Work request: Report, as a bare number, how many lines in the data contain "this".

Dataset entries:
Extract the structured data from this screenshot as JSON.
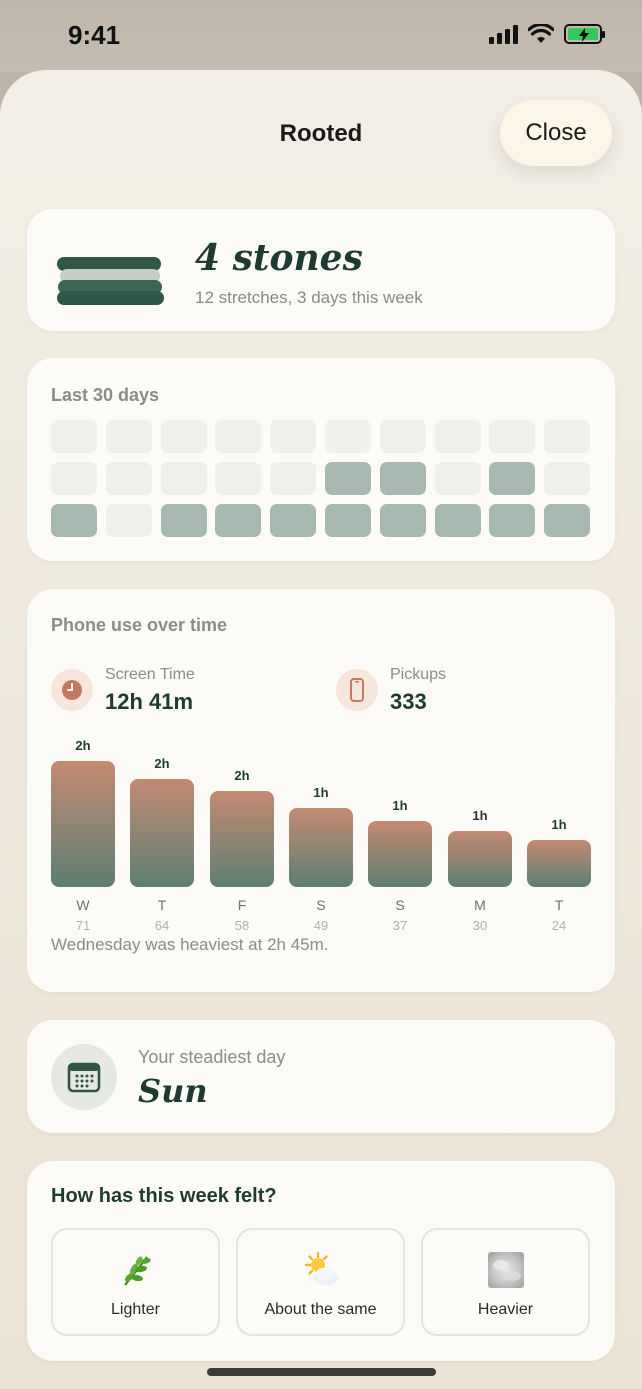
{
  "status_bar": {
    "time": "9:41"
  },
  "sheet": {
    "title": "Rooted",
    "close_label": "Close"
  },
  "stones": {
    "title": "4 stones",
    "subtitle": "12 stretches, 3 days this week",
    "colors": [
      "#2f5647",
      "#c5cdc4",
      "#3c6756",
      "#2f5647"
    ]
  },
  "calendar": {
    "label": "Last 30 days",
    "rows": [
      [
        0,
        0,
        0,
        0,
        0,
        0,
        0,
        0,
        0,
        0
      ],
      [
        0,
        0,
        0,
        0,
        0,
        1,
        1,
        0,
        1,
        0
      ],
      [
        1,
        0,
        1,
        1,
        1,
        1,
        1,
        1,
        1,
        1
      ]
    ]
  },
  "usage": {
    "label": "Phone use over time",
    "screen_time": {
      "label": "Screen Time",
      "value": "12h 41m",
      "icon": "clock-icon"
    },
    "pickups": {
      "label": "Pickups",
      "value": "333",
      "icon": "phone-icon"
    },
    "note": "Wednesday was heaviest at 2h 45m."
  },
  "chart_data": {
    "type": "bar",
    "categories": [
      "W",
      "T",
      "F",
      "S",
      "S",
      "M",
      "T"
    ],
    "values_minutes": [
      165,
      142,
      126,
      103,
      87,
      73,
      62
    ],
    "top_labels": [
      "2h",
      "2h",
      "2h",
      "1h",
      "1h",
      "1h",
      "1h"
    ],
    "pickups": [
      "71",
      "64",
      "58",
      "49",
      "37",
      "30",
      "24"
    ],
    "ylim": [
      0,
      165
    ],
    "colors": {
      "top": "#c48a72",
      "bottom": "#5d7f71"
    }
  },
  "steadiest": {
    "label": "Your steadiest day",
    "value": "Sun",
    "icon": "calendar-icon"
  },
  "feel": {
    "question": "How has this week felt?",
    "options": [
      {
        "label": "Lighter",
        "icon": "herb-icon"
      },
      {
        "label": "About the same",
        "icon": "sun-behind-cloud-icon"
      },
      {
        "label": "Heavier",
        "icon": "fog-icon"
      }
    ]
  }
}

Task solution: 3